Working in partnership with our clients and investment managers to provide for a sustainable future.
New Providence is an integrated investment office serving Endowments, Foundations, Individuals and select Families. We provide clients the advantages of: EXPERIENCE, INDEPENDENCE, FOCUS and ALIGNMENT OF INTERESTS.Read More
We believe that strategic asset allocation combined with astute manager selection will produce the greatest investment results. Our mission is to preserve and enhance our clients’ financial capital by investing with those managers best suited to helping our clients achieve their long term goals.Learn More
The senior members of the New Providence investment team have on average, over 25 YEARS OF INVESTMENT EXPERIENCE. Our active partners own over 95% of the firm and are deeply committed to managing portfolios as well as client relationships.See More
Basic Test. New Providence is led by experienced professionals who view investment counseling as a profession, not a business, and are committed to the pursuit of excellence in all aspects of our work.
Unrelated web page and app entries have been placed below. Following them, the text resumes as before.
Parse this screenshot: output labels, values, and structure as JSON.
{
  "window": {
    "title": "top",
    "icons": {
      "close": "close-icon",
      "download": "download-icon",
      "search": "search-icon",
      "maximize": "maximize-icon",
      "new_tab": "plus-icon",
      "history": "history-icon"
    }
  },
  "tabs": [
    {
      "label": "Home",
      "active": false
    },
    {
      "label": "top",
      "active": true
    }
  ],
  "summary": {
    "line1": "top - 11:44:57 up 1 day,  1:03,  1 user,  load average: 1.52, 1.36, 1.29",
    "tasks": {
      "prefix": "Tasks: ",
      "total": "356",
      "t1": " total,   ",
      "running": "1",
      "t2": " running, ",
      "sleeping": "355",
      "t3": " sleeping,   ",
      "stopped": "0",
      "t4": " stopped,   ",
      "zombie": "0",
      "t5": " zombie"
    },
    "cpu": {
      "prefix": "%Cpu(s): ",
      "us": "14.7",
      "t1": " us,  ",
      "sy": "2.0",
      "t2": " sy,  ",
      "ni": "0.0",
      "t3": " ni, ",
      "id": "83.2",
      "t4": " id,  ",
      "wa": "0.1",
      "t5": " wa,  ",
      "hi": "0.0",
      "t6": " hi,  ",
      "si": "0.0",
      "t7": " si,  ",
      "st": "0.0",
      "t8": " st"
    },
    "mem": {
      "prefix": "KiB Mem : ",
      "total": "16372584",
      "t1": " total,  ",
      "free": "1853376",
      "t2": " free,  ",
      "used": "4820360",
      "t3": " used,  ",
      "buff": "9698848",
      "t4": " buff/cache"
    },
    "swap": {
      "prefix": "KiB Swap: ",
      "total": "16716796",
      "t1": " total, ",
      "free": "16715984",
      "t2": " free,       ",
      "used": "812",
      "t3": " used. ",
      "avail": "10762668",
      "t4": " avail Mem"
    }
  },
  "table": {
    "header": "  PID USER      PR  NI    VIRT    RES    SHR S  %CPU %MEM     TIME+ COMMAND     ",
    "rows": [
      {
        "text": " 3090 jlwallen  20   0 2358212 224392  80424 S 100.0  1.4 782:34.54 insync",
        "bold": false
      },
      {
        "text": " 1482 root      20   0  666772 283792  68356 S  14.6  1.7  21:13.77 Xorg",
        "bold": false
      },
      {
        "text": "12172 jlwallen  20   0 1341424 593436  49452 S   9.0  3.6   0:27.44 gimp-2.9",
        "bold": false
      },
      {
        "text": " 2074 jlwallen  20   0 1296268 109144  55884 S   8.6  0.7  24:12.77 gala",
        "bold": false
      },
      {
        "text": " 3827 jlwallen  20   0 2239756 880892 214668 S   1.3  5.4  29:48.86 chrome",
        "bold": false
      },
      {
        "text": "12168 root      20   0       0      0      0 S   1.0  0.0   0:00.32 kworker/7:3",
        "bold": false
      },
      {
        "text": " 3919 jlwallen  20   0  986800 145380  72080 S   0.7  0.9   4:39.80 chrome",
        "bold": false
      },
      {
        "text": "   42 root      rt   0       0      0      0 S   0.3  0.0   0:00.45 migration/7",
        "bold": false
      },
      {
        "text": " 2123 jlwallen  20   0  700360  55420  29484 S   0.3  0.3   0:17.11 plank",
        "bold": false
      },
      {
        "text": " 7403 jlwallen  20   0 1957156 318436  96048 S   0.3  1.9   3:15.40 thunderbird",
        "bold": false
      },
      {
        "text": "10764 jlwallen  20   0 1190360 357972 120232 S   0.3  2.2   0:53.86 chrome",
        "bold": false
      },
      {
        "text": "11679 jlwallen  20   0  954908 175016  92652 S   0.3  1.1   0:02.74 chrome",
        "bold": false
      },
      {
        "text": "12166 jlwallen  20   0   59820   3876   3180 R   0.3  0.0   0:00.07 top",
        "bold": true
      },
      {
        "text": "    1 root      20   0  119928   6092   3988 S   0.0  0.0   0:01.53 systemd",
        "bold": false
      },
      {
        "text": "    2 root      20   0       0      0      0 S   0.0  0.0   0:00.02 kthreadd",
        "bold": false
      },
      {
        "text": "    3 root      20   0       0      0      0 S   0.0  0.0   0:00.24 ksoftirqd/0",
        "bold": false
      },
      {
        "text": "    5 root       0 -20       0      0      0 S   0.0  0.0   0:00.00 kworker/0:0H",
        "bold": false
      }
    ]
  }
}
Such work centers on the shaping and ongoing refinement of both comprehensive and specialized investment programs for a select group of wealthy families and endowed charities. Given the US-centric bias of portfolios stewarded by many recipients of this essay — a bias at odds with the very full current pricing of assets flattered by it — the time is ripe for such principals to undertake a thorough review of their investment policies and practices. read more ❯
The second quarter offered something for everyone, with global stock and bond markets producing strong returns (see Table 1). The most interesting aspect of returns year to date has been the markets’ interpretation of the environment. Bond markets have been strong on the presumption that the Federal Reserve, and other global central banks, will cut rates due to data suggesting weaker economic growth. Lower bond yields and inverted yield curves have traditionally been indicators of something ominous coming, but equity markets have taken that same economic data and concluded that bad news is good news. The S&P 500, for example, closed the second quarter at an all-time high. read more ❯
In the first quarter, the Federal Reserve made four separate statements to the effect that they had, or would, stop tightening and let the unstated impression that their next step might even be to start easing. One would be justified in thinking that they had decided to give the stock market a reason to go up. If that was in fact their intention, it worked. The S&P 500 which had been down 13.5% in the fourth quarter, was up 13.6% in the first quarter (see Table 1). As a result, equity holders should be more than satisfied with returns for the quarter. However, a closer look at fundamental developments present a more nuanced view, one that highlights a deceleration in the growth trajectory of the U.S. economy and corporate earnings. read more ❯